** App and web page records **
☆ ☆ ☆ ☆ ☆
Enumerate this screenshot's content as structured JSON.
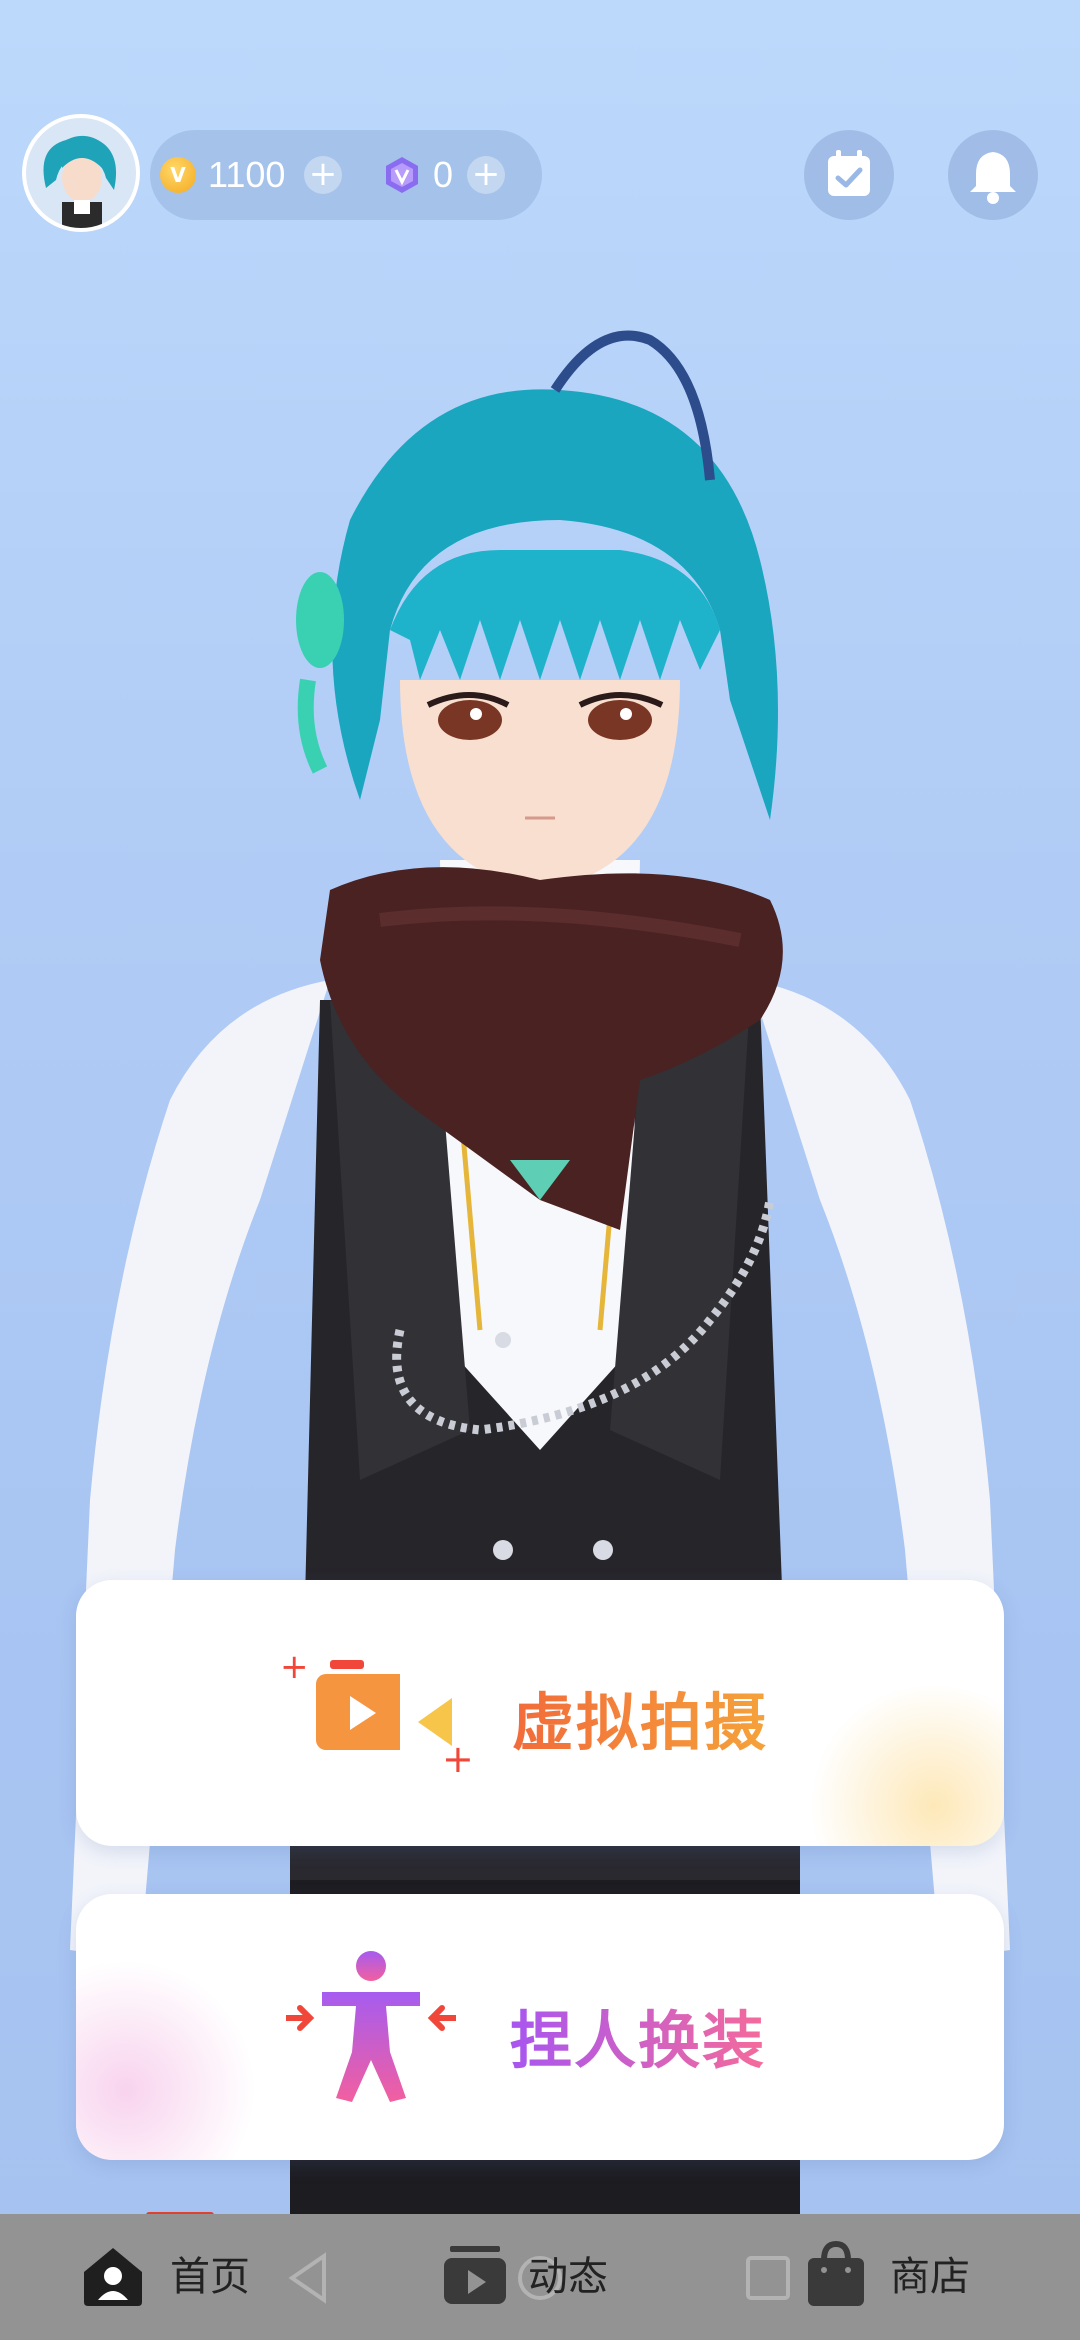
{
  "header": {
    "coins": "1100",
    "gems": "0",
    "coin_icon_letter": "V"
  },
  "cards": [
    {
      "label": "虚拟拍摄",
      "icon": "video-camera-icon"
    },
    {
      "label": "捏人换装",
      "icon": "body-stretch-icon"
    }
  ],
  "nav": {
    "items": [
      {
        "label": "首页",
        "icon": "home-icon",
        "active": true
      },
      {
        "label": "动态",
        "icon": "video-feed-icon",
        "active": false
      },
      {
        "label": "商店",
        "icon": "shopping-bag-icon",
        "active": false
      }
    ]
  },
  "colors": {
    "background": "#b1cdf6",
    "active_indicator": "#e0412f",
    "shoot_gradient": [
      "#f26b3a",
      "#f5a23a"
    ],
    "dress_gradient": [
      "#a856f0",
      "#f56a9a"
    ]
  }
}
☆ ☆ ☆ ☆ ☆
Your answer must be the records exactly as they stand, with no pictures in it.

** EXERCISE SOLUTION **
Enumerate this screenshot's content as structured JSON.
{
  "header": {
    "coins": "1100",
    "gems": "0",
    "coin_icon_letter": "V"
  },
  "cards": [
    {
      "label": "虚拟拍摄",
      "icon": "video-camera-icon"
    },
    {
      "label": "捏人换装",
      "icon": "body-stretch-icon"
    }
  ],
  "nav": {
    "items": [
      {
        "label": "首页",
        "icon": "home-icon",
        "active": true
      },
      {
        "label": "动态",
        "icon": "video-feed-icon",
        "active": false
      },
      {
        "label": "商店",
        "icon": "shopping-bag-icon",
        "active": false
      }
    ]
  },
  "colors": {
    "background": "#b1cdf6",
    "active_indicator": "#e0412f",
    "shoot_gradient": [
      "#f26b3a",
      "#f5a23a"
    ],
    "dress_gradient": [
      "#a856f0",
      "#f56a9a"
    ]
  }
}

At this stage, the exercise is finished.